Personal financial planning is an ongoing process. Financially speaking, 2021 was another good year for most of us even as the Covid-19 pandemic continues to affect all our lives. The stock markets set new all-time highs. Real estate prices around the country continue to increase. And interest rates remain near historic lows even though inflation has risen significantly in recent months.

Hello 2022. Who knows how financially friendly this year will be – especially with the Omicron variant now raging out of control and the threat of inflation adding an element of uncertainty to all of our financial lives. For that reason, here are ten prudent steps you can take to keep your personal finances moving on the right track:

  • REset your retirement savings:Most people find it easier to max out their retirement contributions by budgeting a set amount each month. Instruct your employer to withhold $1,708.33 per month for your 401(k) or 403(b) plan to ensure that you hit the “salary deferral” max of $20,500 for 2022. Are you self-employed? If so, you can put away up to $61,000 this year into a SEP, Keogh or Solo 401(k), which equals $5,083.33 per month. And if you’ll be 50 or older by December 31st, the maximum 2022 contribution jumps to $27,000 for 401(k) and 403(b) salary deferrals and $67,500 for Solo 401(k)’s. Please also reset your salary to $305k which is the maximum salary for retirement plan contributions for 2022.
  • REfinance your home mortgage: Mortgage interest rates remain near record lows. According to our go to mortgage guru Bob Cahill of Leader Bank, there are a variety of mortgage products currently available to people looking to purchase a new home or refinance an existing mortgage with extremely low rates.
  • REduce your personal debt: There is still easy access to plenty of debt for most people. Remember, leverage equals risk. Make 2022 a year to pay down some of your personal debt. Perhaps you might also delay the purchase of a new car, scale down your awesome vacation (hopefully we can take a great vacation this year), or settle for a 60-inch flat screen TV.
  • REvise your savings and debt reduction goals: Take a few minutes to set (and also write down) new savings goals including how much you’d like to put away towards your retirement, a child’s education, and/or the down payment on a home, and also to reset how much you plan to pay down your student loans, personal debt, and home mortgage by the end of the year. (Please watch Alex Oliver’s recorded webinar on Game of Loans: Income Based Repayment Versus Refinancing.)
  • REbalance your investment portfolio:Warren Buffet said it best by stating, “A simple rule dictates my buying: Be fearful when others are greedy, and be greedy when others are fearful.” During 2021, the stock market once again hit another all-time high.

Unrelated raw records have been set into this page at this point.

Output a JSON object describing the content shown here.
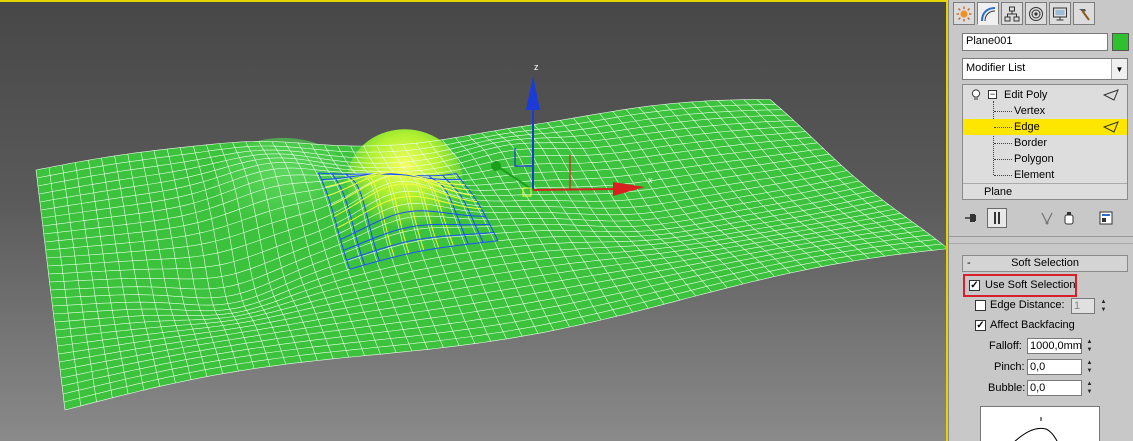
{
  "viewport": {
    "gizmo_z_label": "z",
    "gizmo_x_label": "x",
    "colors": {
      "mesh_fill": "#3cc23c",
      "mesh_wire": "#e8ffe8",
      "selection_wire": "#1a4fff",
      "selected_core": "#f0ff40",
      "active_border": "#e6d400"
    }
  },
  "command_panel": {
    "tabs": [
      {
        "name": "create-tab",
        "icon": "sun-icon"
      },
      {
        "name": "modify-tab",
        "icon": "modify-curve-icon"
      },
      {
        "name": "hierarchy-tab",
        "icon": "hierarchy-icon"
      },
      {
        "name": "motion-tab",
        "icon": "motion-circle-icon"
      },
      {
        "name": "display-tab",
        "icon": "monitor-icon"
      },
      {
        "name": "utilities-tab",
        "icon": "hammer-icon"
      }
    ],
    "object_name": "Plane001",
    "object_color": "#2fc02f",
    "modifier_list_label": "Modifier List",
    "stack": {
      "edit_poly": "Edit Poly",
      "sub_objects": [
        "Vertex",
        "Edge",
        "Border",
        "Polygon",
        "Element"
      ],
      "selected_sub_object": "Edge",
      "base_object": "Plane"
    }
  },
  "soft_selection": {
    "title": "Soft Selection",
    "collapse_symbol": "-",
    "use_soft_selection": "Use Soft Selection",
    "use_soft_selection_checked": true,
    "edge_distance_label": "Edge Distance:",
    "edge_distance_value": "1",
    "edge_distance_checked": false,
    "affect_backfacing_label": "Affect Backfacing",
    "affect_backfacing_checked": true,
    "falloff_label": "Falloff:",
    "falloff_value": "1000,0mm",
    "pinch_label": "Pinch:",
    "pinch_value": "0,0",
    "bubble_label": "Bubble:",
    "bubble_value": "0,0"
  }
}
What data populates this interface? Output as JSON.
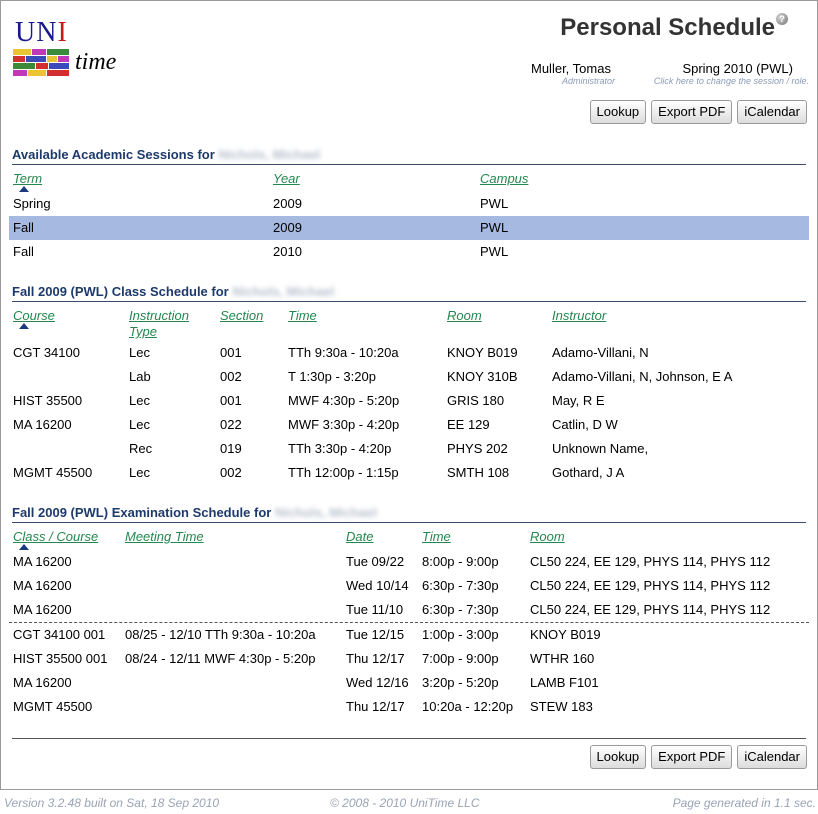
{
  "header": {
    "logo_uni_a": "UN",
    "logo_uni_b": "I",
    "logo_time": "time",
    "title": "Personal Schedule",
    "help_glyph": "?",
    "user_name": "Muller, Tomas",
    "user_role": "Administrator",
    "session": "Spring 2010 (PWL)",
    "session_hint": "Click here to change the session / role."
  },
  "buttons": {
    "lookup": "Lookup",
    "export_pdf": "Export PDF",
    "icalendar": "iCalendar"
  },
  "sessions": {
    "title": "Available Academic Sessions for",
    "person": "Nichols, Michael",
    "columns": [
      "Term",
      "Year",
      "Campus"
    ],
    "rows": [
      {
        "term": "Spring",
        "year": "2009",
        "campus": "PWL",
        "selected": false
      },
      {
        "term": "Fall",
        "year": "2009",
        "campus": "PWL",
        "selected": true
      },
      {
        "term": "Fall",
        "year": "2010",
        "campus": "PWL",
        "selected": false
      }
    ],
    "selected_color": "#a6b9e0"
  },
  "classes": {
    "title": "Fall 2009 (PWL) Class Schedule for",
    "person": "Nichols, Michael",
    "columns": [
      "Course",
      "Instruction",
      "Type",
      "Section",
      "Time",
      "Room",
      "Instructor"
    ],
    "rows": [
      {
        "course": "CGT 34100",
        "type": "Lec",
        "section": "001",
        "time": "TTh 9:30a - 10:20a",
        "room": "KNOY B019",
        "instructor": "Adamo-Villani, N"
      },
      {
        "course": "",
        "type": "Lab",
        "section": "002",
        "time": "T 1:30p - 3:20p",
        "room": "KNOY 310B",
        "instructor": "Adamo-Villani, N, Johnson, E A"
      },
      {
        "course": "HIST 35500",
        "type": "Lec",
        "section": "001",
        "time": "MWF 4:30p - 5:20p",
        "room": "GRIS 180",
        "instructor": "May, R E"
      },
      {
        "course": "MA 16200",
        "type": "Lec",
        "section": "022",
        "time": "MWF 3:30p - 4:20p",
        "room": "EE 129",
        "instructor": "Catlin, D W"
      },
      {
        "course": "",
        "type": "Rec",
        "section": "019",
        "time": "TTh 3:30p - 4:20p",
        "room": "PHYS 202",
        "instructor": "Unknown Name,"
      },
      {
        "course": "MGMT 45500",
        "type": "Lec",
        "section": "002",
        "time": "TTh 12:00p - 1:15p",
        "room": "SMTH 108",
        "instructor": "Gothard, J A"
      }
    ]
  },
  "exams": {
    "title": "Fall 2009 (PWL) Examination Schedule for",
    "person": "Nichols, Michael",
    "columns": [
      "Class / Course",
      "Meeting Time",
      "Date",
      "Time",
      "Room"
    ],
    "rows": [
      {
        "course": "MA 16200",
        "meeting": "",
        "date": "Tue 09/22",
        "time": "8:00p - 9:00p",
        "room": "CL50 224, EE 129, PHYS 114, PHYS 112"
      },
      {
        "course": "MA 16200",
        "meeting": "",
        "date": "Wed 10/14",
        "time": "6:30p - 7:30p",
        "room": "CL50 224, EE 129, PHYS 114, PHYS 112"
      },
      {
        "course": "MA 16200",
        "meeting": "",
        "date": "Tue 11/10",
        "time": "6:30p - 7:30p",
        "room": "CL50 224, EE 129, PHYS 114, PHYS 112"
      },
      {
        "course": "CGT 34100 001",
        "meeting": "08/25 - 12/10 TTh 9:30a - 10:20a",
        "date": "Tue 12/15",
        "time": "1:00p - 3:00p",
        "room": "KNOY B019"
      },
      {
        "course": "HIST 35500 001",
        "meeting": "08/24 - 12/11 MWF 4:30p - 5:20p",
        "date": "Thu 12/17",
        "time": "7:00p - 9:00p",
        "room": "WTHR 160"
      },
      {
        "course": "MA 16200",
        "meeting": "",
        "date": "Wed 12/16",
        "time": "3:20p - 5:20p",
        "room": "LAMB F101"
      },
      {
        "course": "MGMT 45500",
        "meeting": "",
        "date": "Thu 12/17",
        "time": "10:20a - 12:20p",
        "room": "STEW 183"
      }
    ]
  },
  "footer": {
    "version": "Version 3.2.48 built on Sat, 18 Sep 2010",
    "copyright": "© 2008 - 2010 UniTime LLC",
    "generated": "Page generated in 1.1 sec."
  },
  "colors": {
    "header_link": "#25874f",
    "section_title": "#1e3a6a",
    "hint": "#8a9bb8"
  }
}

By rebalancing your portfolio to its original or updated asset allocation, you lock in gains from the sectors that performed the best and move money into sectors that underperformed and soon enough might be poised to catch up.
  • REdiscover fixed income investments:Earn a guaranteed and risk-free 7.12% interest rate through April 2022 while also making your portfolio a little more conservative by purchasing I-Bonds, a special type of inflation protected treasury bond issued by the US government.
  • REvisit your life and disability insurance needs: As you move through your career and your life, your life and disability needs change. Give some thought to how much of these insurances you need versus how much you currently get through your employer’s benefit package and how much coverage you’ve already purchased for your personal policies.
  • REview your overall health insurance costs: Consider switching to a qualified high deductible health insurance plan that allows you to contribute to a Health Savings Account (HSA). HSAs provide for tax-deductible contributions AND tax-free withdrawals. The maximum contribution for 2022 is $3,650 for individuals and $7,300 for people with family plans. Anyone 55 or older can add an additional $1k. Many people with HSAs choose to let the money contributed into their account grow tax-deferred, and instead pay for their family’s healthcare costs out of their household checking account. (Please watch Alex Oliver’s 2/21/20 webinar on Health Savings Accounts.)
  • REsolve errors on your credit report:Each year, you’re entitled to three free credit reports, so there’s no excuse to not look at this important financial report annually, especially since errors are not uncommon. Order your free report at

Hopefully 2022 will be a better year for everyone than these past two years we’ve endured while dealing with the COVID pandemic. And hopefully 2022 will be another strong year for our personal finances.